Olympic fears: Will it be safe to go to the Winter Olympics in Russia in February? Two deadly attacks in two days in the city of Volgograd have people asking that question. Bombs there killed more than 30 people in a train station and on a trolley bus, and the city is just 400 miles away from Sochi, where the games start in a few weeks. No one has admitted to the attacks, but one terrorist group from Chechnya has been threatening to disrupt the Olympics. Security at stadiums will be very tight, but experts are afraid terrorists may go for so-called soft targets nearby, like trains and buses.
5. NETFLIX PURGES
Titanic goes down again: So you wanted to spend New Year’s Day with your honey watching Leonardo DiCaprio and Kate Winslet face fate in love’s embrace? If you were planning to do it via Netflix … well … hope you ordered it on DVD. It looks like the movie giant is deleting "Titanic," along with dozens of other old favorites from its streaming service right on New Year’s Day. If you search Netflix titles, you’ll see that the streaming rights for movies like "Top Gun," "Braveheart," "Do the Right Thing" and "True Grit" run out by tomorrow. Oh well, there’s always YouTube. Some fans have posted "Titanic" in full length there – in English and in Spanish.
Those are your five biggies for the day. Here are a few others that are brewing and have the Internet buzzing:
Eeee, a shark!! Well, maybe not. Remember that mom who thought she saw a shark next to her son in a photo she took at the beach? Experts now disagree on whether it was a shark or a dolphin. Better safe than sorry - outta the water!

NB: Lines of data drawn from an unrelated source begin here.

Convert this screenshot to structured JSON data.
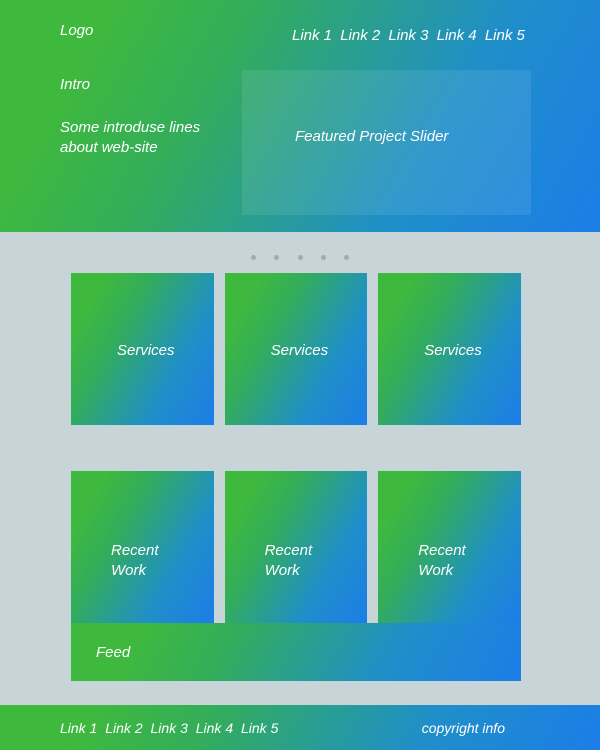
{
  "hero": {
    "logo": "Logo",
    "intro_title": "Intro",
    "intro_lines": "Some introduse lines about web-site",
    "featured": "Featured Project Slider"
  },
  "nav": {
    "items": [
      "Link 1",
      "Link 2",
      "Link 3",
      "Link 4",
      "Link 5"
    ]
  },
  "services": {
    "items": [
      "Services",
      "Services",
      "Services"
    ]
  },
  "recent": {
    "items": [
      "Recent Work",
      "Recent Work",
      "Recent Work"
    ]
  },
  "feed": {
    "label": "Feed"
  },
  "footer": {
    "nav": [
      "Link 1",
      "Link 2",
      "Link 3",
      "Link 4",
      "Link 5"
    ],
    "copyright": "copyright info"
  }
}
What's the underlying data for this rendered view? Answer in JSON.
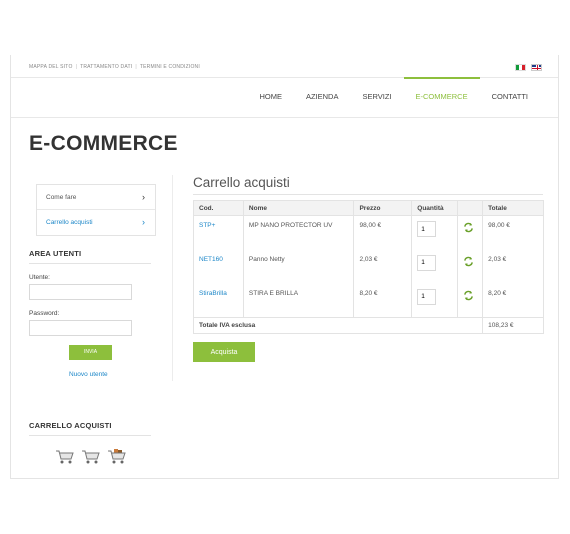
{
  "top_links": [
    "MAPPA DEL SITO",
    "TRATTAMENTO DATI",
    "TERMINI E CONDIZIONI"
  ],
  "top_sep": "|",
  "nav": [
    "HOME",
    "AZIENDA",
    "SERVIZI",
    "E-COMMERCE",
    "CONTATTI"
  ],
  "nav_active": "E-COMMERCE",
  "page_title": "E-COMMERCE",
  "side_menu": [
    {
      "label": "Come fare",
      "active": false
    },
    {
      "label": "Carrello acquisti",
      "active": true
    }
  ],
  "area_utenti": {
    "heading": "AREA UTENTI",
    "user_label": "Utente:",
    "user_value": "",
    "pass_label": "Password:",
    "pass_value": "",
    "submit_label": "INVIA",
    "new_user_label": "Nuovo utente"
  },
  "cart_side": {
    "heading": "CARRELLO ACQUISTI"
  },
  "main": {
    "heading": "Carrello acquisti",
    "columns": [
      "Cod.",
      "Nome",
      "Prezzo",
      "Quantità",
      "",
      "Totale"
    ],
    "rows": [
      {
        "code": "STP+",
        "name": "MP NANO PROTECTOR UV",
        "price": "98,00 €",
        "qty": "1",
        "total": "98,00 €"
      },
      {
        "code": "NET160",
        "name": "Panno Netty",
        "price": "2,03 €",
        "qty": "1",
        "total": "2,03 €"
      },
      {
        "code": "StiraBrilla",
        "name": "STIRA E BRILLA",
        "price": "8,20 €",
        "qty": "1",
        "total": "8,20 €"
      }
    ],
    "total_label": "Totale IVA esclusa",
    "total_value": "108,23 €",
    "buy_label": "Acquista"
  },
  "colors": {
    "accent": "#8dbf3c",
    "link": "#1d87c8"
  }
}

Stop that Frappicino: You've probably heard this one before. Little guy gets too close to a trademark held by a big company. Big company threatens legal action. Little guy backs off. This is not that story. This is the story of Jeff Briton who brewed a beer called a Frappicino, and Starbucks sent him a cease-and-desist order. Briton sent Starbucks a check for $6 - the total profit he had made on the beer – and a deliciously snarky letter!
Arachnophobia: In case you were wondering, this is how you remove a big, hairy spider crawling up your shoulder, neck, face and ear. Not for those afraid of spiders!
Whatta coaster: If this were a real roller coaster, it’s doubtful anyone could survive the ride. But this one is for special balls. The maker of this one claims it is the biggest one in the world.
Did I really say that? Yes, you did, and you were standing in front of a camera. Now, it’s on one very funny blooper reel. Here are the funniest on-camera accidents of 2013. Good thing the year’s over.
There you go. All you need to know to get an early start to your last morning of 2013. Be sure to tune in to "New Day" from 6 to 9 a.m. ET, join us at CNN.com/NewDayand go and have a GREAT NEW DAY!
In today's edition of the "Good Stuff," a 3-year-old boy is awarded a Bronze Star for being a ‘hero’ to kids in hospitals.
Bennett Nester was diagnosed with a brain tumor just before Christmas 2011. At the time, he was given a present by two strangers at the hospital who had lost a sibling to cancer: a little bear, which somehow seemed to take a little bit of the pain away.
His mother, Brande Nester, says "He wouldn't let it out of his sight. It was like his one thing to hold onto."
His mother said they knew immediately that this was an act of kindness they must return.
Last year, they formed "Bennett's Bears" and collected 250 of the stuffed animals to give to sick children at area hospitals. This year, they've collected more than 900.
A stranger heard about this selfless act of a three-year-old who, despite his own struggles, wanted to bring comfort to other children.
That man doesn't want to be identified. He's a Vietnam veteran, and he gave Bennett his Bronze Star - the fourth-highest individual military award given in recognition of acts of heroism, acts of merit or meritorious service in a combat zone.
"He felt like Bennett was just as big a hero as he was, which is amazing," Nester said. "He's done so much for our country. I can't believe he would want to do something like that for my son."
The only condition of receiving the star is that Bennett must do his best to soldier through his treatment and stick around to help pick another hero to whom the award can be passed.
Visit CNN affiliate KTRK for the full story.
"New Day Midday" looks at some of the most popular posts on Instagram and Facebook in 2013.